What is needed: Once the pictures are set aside, copy the data below exactly as it stands.
'''
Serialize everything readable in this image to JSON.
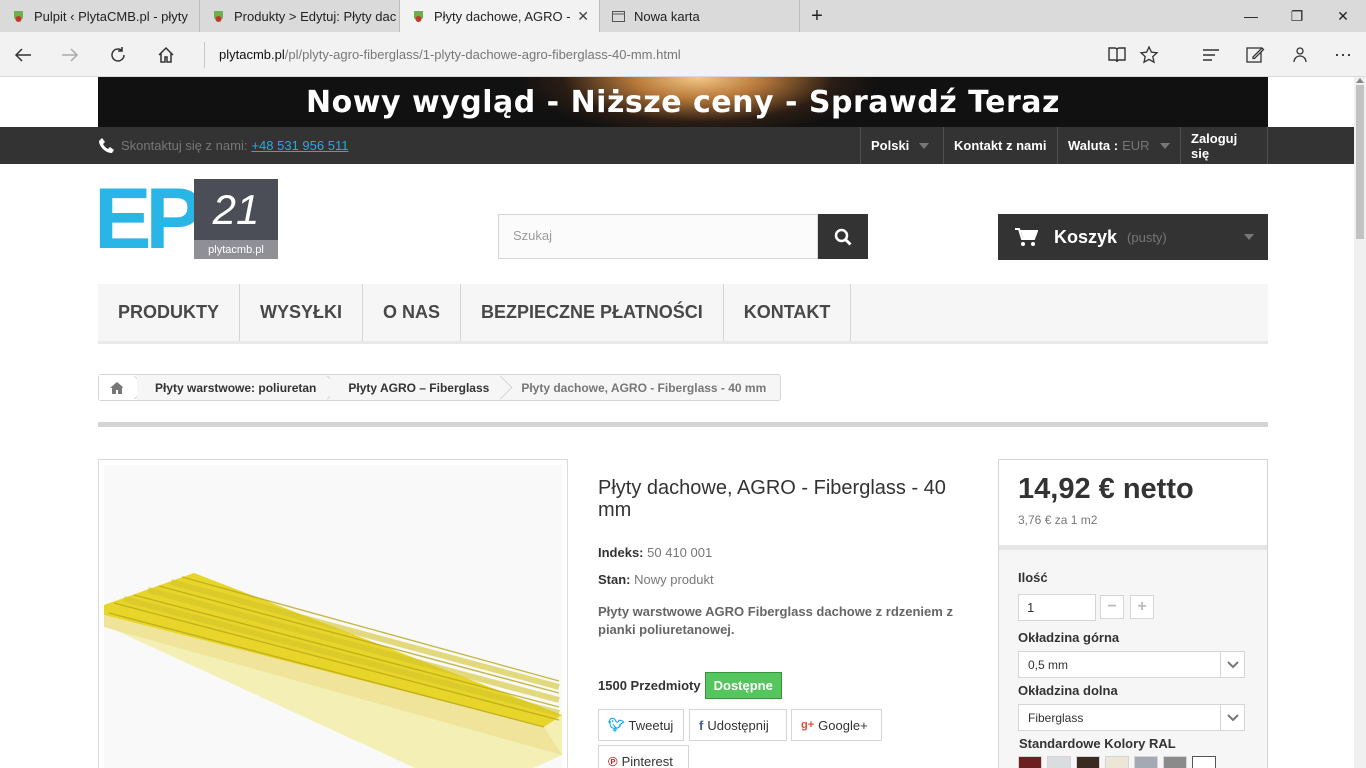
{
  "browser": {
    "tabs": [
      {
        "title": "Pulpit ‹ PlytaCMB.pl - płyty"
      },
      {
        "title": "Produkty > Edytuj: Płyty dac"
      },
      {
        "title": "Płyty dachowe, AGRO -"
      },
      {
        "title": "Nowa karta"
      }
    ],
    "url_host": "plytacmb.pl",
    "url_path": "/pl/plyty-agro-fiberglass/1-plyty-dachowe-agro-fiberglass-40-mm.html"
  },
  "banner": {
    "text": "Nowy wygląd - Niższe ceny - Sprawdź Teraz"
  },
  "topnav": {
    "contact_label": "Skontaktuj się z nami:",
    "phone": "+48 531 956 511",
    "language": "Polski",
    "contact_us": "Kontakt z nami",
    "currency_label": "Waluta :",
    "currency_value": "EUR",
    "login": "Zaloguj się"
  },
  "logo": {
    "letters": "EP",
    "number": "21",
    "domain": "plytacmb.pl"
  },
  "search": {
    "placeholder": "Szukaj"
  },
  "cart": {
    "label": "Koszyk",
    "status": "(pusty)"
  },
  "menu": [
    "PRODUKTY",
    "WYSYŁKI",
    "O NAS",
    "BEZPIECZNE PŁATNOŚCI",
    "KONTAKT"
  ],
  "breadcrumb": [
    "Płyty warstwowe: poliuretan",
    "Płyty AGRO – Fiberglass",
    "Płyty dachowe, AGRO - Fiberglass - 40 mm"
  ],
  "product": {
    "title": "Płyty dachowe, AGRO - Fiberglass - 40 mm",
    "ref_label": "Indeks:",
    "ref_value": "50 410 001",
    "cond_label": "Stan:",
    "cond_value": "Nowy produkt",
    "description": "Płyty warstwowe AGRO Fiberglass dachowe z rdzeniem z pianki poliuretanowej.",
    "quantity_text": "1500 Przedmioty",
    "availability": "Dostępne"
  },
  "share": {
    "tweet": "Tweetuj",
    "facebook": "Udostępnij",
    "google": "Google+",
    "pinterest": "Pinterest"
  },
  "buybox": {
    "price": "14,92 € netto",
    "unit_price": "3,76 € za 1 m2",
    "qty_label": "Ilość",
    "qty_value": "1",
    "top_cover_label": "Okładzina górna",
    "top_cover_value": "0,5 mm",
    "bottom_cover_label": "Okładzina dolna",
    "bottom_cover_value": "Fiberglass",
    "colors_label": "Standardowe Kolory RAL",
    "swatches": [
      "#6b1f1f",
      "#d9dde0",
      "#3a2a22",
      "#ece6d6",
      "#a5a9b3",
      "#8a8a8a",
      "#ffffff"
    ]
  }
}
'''
Response:
Serialize everything readable in this image to JSON.
{
  "browser": {
    "tabs": [
      {
        "title": "Pulpit ‹ PlytaCMB.pl - płyty"
      },
      {
        "title": "Produkty > Edytuj: Płyty dac"
      },
      {
        "title": "Płyty dachowe, AGRO -"
      },
      {
        "title": "Nowa karta"
      }
    ],
    "url_host": "plytacmb.pl",
    "url_path": "/pl/plyty-agro-fiberglass/1-plyty-dachowe-agro-fiberglass-40-mm.html"
  },
  "banner": {
    "text": "Nowy wygląd - Niższe ceny - Sprawdź Teraz"
  },
  "topnav": {
    "contact_label": "Skontaktuj się z nami:",
    "phone": "+48 531 956 511",
    "language": "Polski",
    "contact_us": "Kontakt z nami",
    "currency_label": "Waluta :",
    "currency_value": "EUR",
    "login": "Zaloguj się"
  },
  "logo": {
    "letters": "EP",
    "number": "21",
    "domain": "plytacmb.pl"
  },
  "search": {
    "placeholder": "Szukaj"
  },
  "cart": {
    "label": "Koszyk",
    "status": "(pusty)"
  },
  "menu": [
    "PRODUKTY",
    "WYSYŁKI",
    "O NAS",
    "BEZPIECZNE PŁATNOŚCI",
    "KONTAKT"
  ],
  "breadcrumb": [
    "Płyty warstwowe: poliuretan",
    "Płyty AGRO – Fiberglass",
    "Płyty dachowe, AGRO - Fiberglass - 40 mm"
  ],
  "product": {
    "title": "Płyty dachowe, AGRO - Fiberglass - 40 mm",
    "ref_label": "Indeks:",
    "ref_value": "50 410 001",
    "cond_label": "Stan:",
    "cond_value": "Nowy produkt",
    "description": "Płyty warstwowe AGRO Fiberglass dachowe z rdzeniem z pianki poliuretanowej.",
    "quantity_text": "1500 Przedmioty",
    "availability": "Dostępne"
  },
  "share": {
    "tweet": "Tweetuj",
    "facebook": "Udostępnij",
    "google": "Google+",
    "pinterest": "Pinterest"
  },
  "buybox": {
    "price": "14,92 € netto",
    "unit_price": "3,76 € za 1 m2",
    "qty_label": "Ilość",
    "qty_value": "1",
    "top_cover_label": "Okładzina górna",
    "top_cover_value": "0,5 mm",
    "bottom_cover_label": "Okładzina dolna",
    "bottom_cover_value": "Fiberglass",
    "colors_label": "Standardowe Kolory RAL",
    "swatches": [
      "#6b1f1f",
      "#d9dde0",
      "#3a2a22",
      "#ece6d6",
      "#a5a9b3",
      "#8a8a8a",
      "#ffffff"
    ]
  }
}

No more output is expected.